Jackson Graham, 14, of Argyle Troop 76, Scouts BSA, tries his hand using an atlatl, a spear-throwing device that has been around for millennia, during the recent Cabin Fever Reliever held at the Brewer Auditoirum. Max LaPointe (left) of the University of Maine Cooperative Extension, looks on. Credit: Pete Warner / BDN

There was a little something for everyone at the recent Cabin Fever Reliever put on by the Penobscot Fly Fishers at the Brewer Auditorium.

There were numerous fishing exhibits and other booths to entertain adults, but the big attraction for children was the opportunity to go up on the stage and shoot a bow and arrow or throw an atlatl.

That activity, manned by Max LaPointe, was part of an exhibit sponsored by the University of Maine Cooperative Extension’s 4-H division.

“4-H is currently the No. 1 youth organization in the United States,” said Eri Martin, program coordinator for the 4-H Camp and Learning Center at Greenland Point. “4-H actually has more people involved in it than even Scouts.”

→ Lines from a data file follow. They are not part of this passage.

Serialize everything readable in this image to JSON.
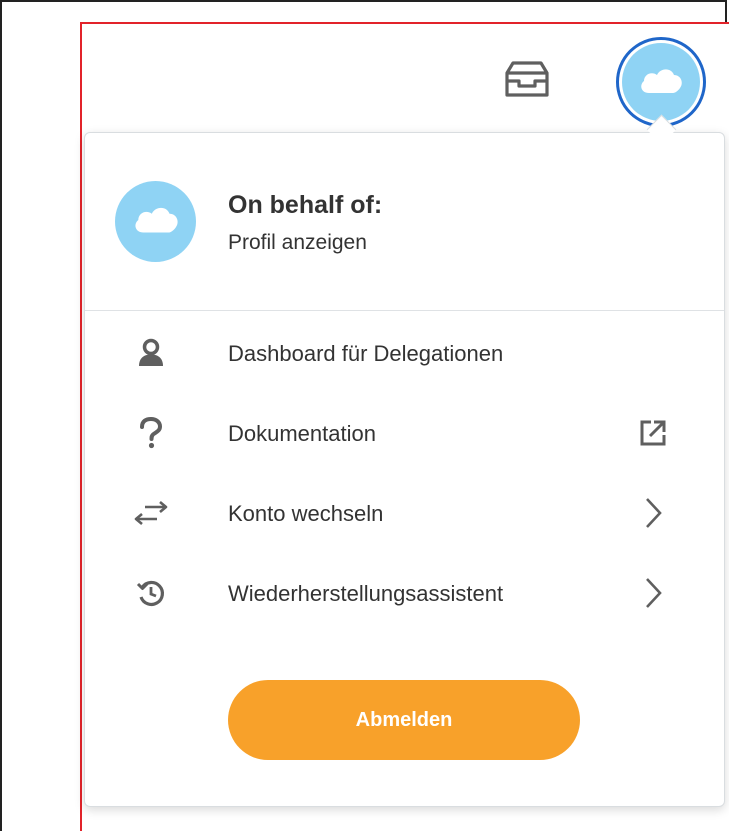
{
  "header": {
    "inbox_icon": "inbox-tray-icon",
    "avatar_icon": "cloud-icon",
    "avatar_ring_color": "#1f66c9",
    "avatar_fill_color": "#8fd3f4"
  },
  "profile": {
    "title": "On behalf of:",
    "link_label": "Profil anzeigen",
    "avatar_icon": "cloud-icon"
  },
  "menu": {
    "items": [
      {
        "label": "Dashboard für Delegationen",
        "icon": "person-icon",
        "trailing": ""
      },
      {
        "label": "Dokumentation",
        "icon": "question-mark-icon",
        "trailing": "external-link-icon"
      },
      {
        "label": "Konto wechseln",
        "icon": "swap-arrows-icon",
        "trailing": "chevron-right-icon"
      },
      {
        "label": "Wiederherstellungsassistent",
        "icon": "history-icon",
        "trailing": "chevron-right-icon"
      }
    ]
  },
  "logout": {
    "label": "Abmelden",
    "color": "#f8a12a"
  }
}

The focus at Greenland Point, one of four learning centers run by the Cooperative Extension along with Tanglewood, Blueberry Cove and Bryant Pond, is teaching lifelong outdoors skills. They include programs that specialize in fishing, camping, hunter safety, nature, woodcraft, archery and conservation.

Greenland Point, which operates at Long Lake in the Down East town of Princeton, will again this summer welcome campers ages 7-15 to participate in its myriad offerings.

“These are skills that if we don’t continue to teach them to the next generation, they’re going to start dying out,” Martin said.

There also is a Warden Camp that will give campers a close look at the job performed by Maine Game Wardens.

“They’re not going to find a passion for it unless they’re exposed to it and actually get that hands-on experience,” said Martin, who as a young person was active in Scouts. “We think that’s so important today.”

All funding for the Cooperative Extension 4-H camps comes from the funds provided by registration fees.

In some areas of the state, the summer camps also are complemented by school-based outdoor education programs.

The various camps at Greenland Point are spread across four weeks during the summer. Some are offered more than once, while the Warden and Hooked on Bass camps are limited to single sessions.

“Our Hooked on Bass Camp, they’re basically on the water from the time that the sun comes up to the time the sun goes down” Martin said, explaining that the program features a multi-day fishing tournament.

The naturalist programs teach participants about exploring the outdoors, capturing critters and learning about habitat.

“Building that greater appreciation and stewardship for the earth that they live on is really our primary purpose,” Martin said.

At the Cabin Fever Reliever, children were able to shoot a bow and arrow at a close-range target and also had the chance to throw an atlatl, a spear-throwing lever that has been used by various cultures for millennia.

LaPointe wound up going head to head with some determined kids who seemingly couldn’t get enough of the activity.

The takeaway from the Cooperative Extension’s presence at the Cabin Fever Reliever is that there are some fantastic opportunities available for Maine youth during the upcoming summer.

The cost of the Greenland Point camps is $610 for each six-day session. Some scholarship money is available.

For more information on 4-H Camp and Learning Center at Greenland Point, call 207-665-2068 or send an email to extension.greenlandpoint@maine.edu.

Pete Warner

Pete graduated from Bangor High School in 1980 and earned a B.S. in Journalism (Advertising) from the University of Maine in 1986. He grew up fishing at his family's camp on Sebago Lake but didn't take...